Entries in William Fain (1)

Tuesday
Sep112012

BOOK REVIEW: Color, Light, Time and If Cars Could Talk

Different as their content is, these two books belong together as exquisite miniatures; exemplars of quality over quantity, and the intimacy of a book you can hold in one hand as easily as a smart phone.  Lars Müller is based in Zurich and upholds the Swiss tradition of crisp, unpretentious modernism in all his publications. Balcony Press, the publisher of Form, has fewer resources but puts them to good use—notably in this delectable paperback with its searing yellow cover and geometrical spreads that herald each essay. Designer Sarah Carr merits an award—for her artistry and for demonstrating anew that no digital screen will ever match the aesthetic pleasure of a well-printed book.

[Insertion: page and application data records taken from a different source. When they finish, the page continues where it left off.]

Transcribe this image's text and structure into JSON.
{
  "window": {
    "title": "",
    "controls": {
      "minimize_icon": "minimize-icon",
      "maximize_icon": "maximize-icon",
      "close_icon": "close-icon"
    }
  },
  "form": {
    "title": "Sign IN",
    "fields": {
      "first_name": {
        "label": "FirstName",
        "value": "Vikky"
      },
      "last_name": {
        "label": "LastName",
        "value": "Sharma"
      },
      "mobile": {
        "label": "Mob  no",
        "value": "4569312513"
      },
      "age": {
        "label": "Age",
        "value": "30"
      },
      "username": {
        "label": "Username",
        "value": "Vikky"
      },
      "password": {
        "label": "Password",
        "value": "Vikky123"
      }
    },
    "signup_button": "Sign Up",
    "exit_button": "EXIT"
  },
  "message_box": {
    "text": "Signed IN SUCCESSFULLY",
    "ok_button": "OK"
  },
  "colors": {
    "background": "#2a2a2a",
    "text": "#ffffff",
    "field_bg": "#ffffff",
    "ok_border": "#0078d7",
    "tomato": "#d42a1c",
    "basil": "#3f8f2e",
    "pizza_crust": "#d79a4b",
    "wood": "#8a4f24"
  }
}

Color, Light, Time contains essays by Jordi Safont-Tria and Sanford Kwinter on the themes Steven Holl explores in his recent buildings, and a series of brief notes by the architect.  As in other books by and about this cerebral architect, it covers a broad range of perceptual and philosophical issues, and the text is woven together with sketches and photographs that bring these varied projects to life. Poetic and haptic, they offer—at every scale—a rich source of inspiration for practitioners and unalloyed delight for connoisseurs of the art of architecture.

Steven Holl: Color, Light, Time
Lars Müller, $45

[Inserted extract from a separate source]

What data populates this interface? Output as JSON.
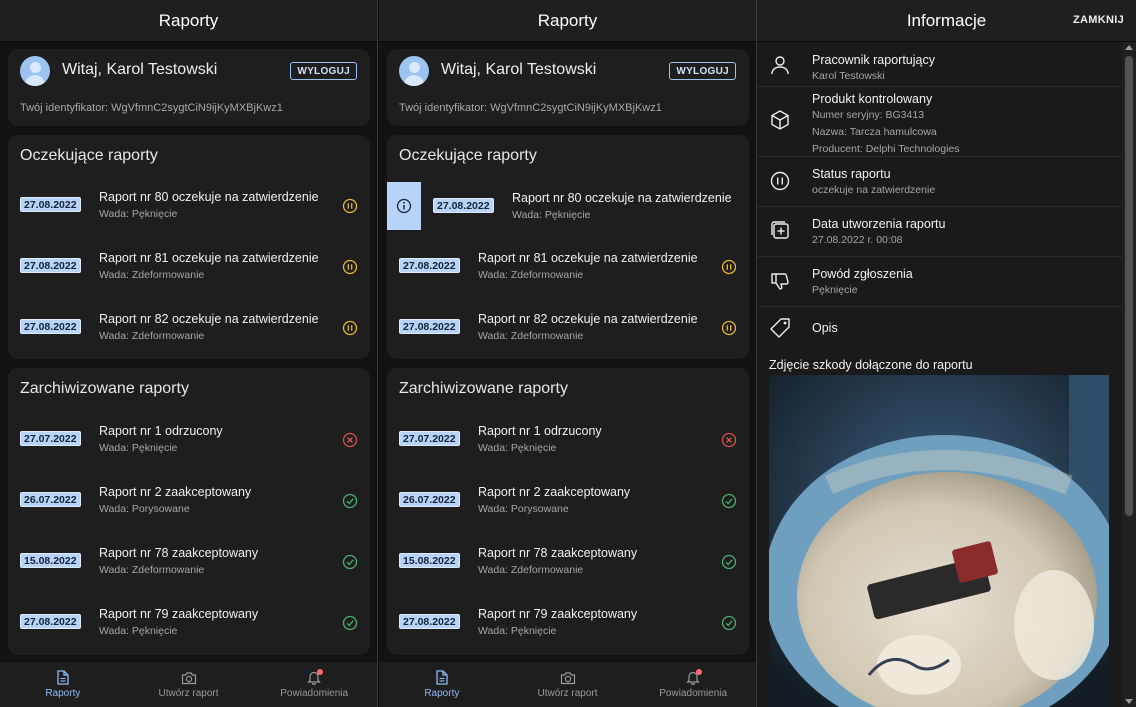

If Cars Could Talk is a collection of short essays by an architect and urban designer who has been deeply committed to the livability of cities since he worked in Boston and New York under the last generation of idealistic mayors, and has spent the past three decades trying to redeem Los Angeles. It’s an unenviable task, for this sprawling metropolis lacks effective leadership, and its players and the institutions they represent are, in the main, parsimonious, philistine, and parochial. Happily, his bow-tied cheeriness has preserved his sanity, his projects have been widely realized (most recently in China), and he wages the fight for humane design with gusto. In these stimulating essays, he challenges the dominance of cars and plop developments while offering an alternative vision of a mobile city with abundant green space and an intelligent use of technology. In a better world, he’d be an ideal candidate for mayor of LA—but one doubts he would succumb to that delusion, having witnessed the fate of New York Mayor John Lindsay.


If Cars Could Talk: Essays on Urbanism
by William Fain
Balcony Press,  $35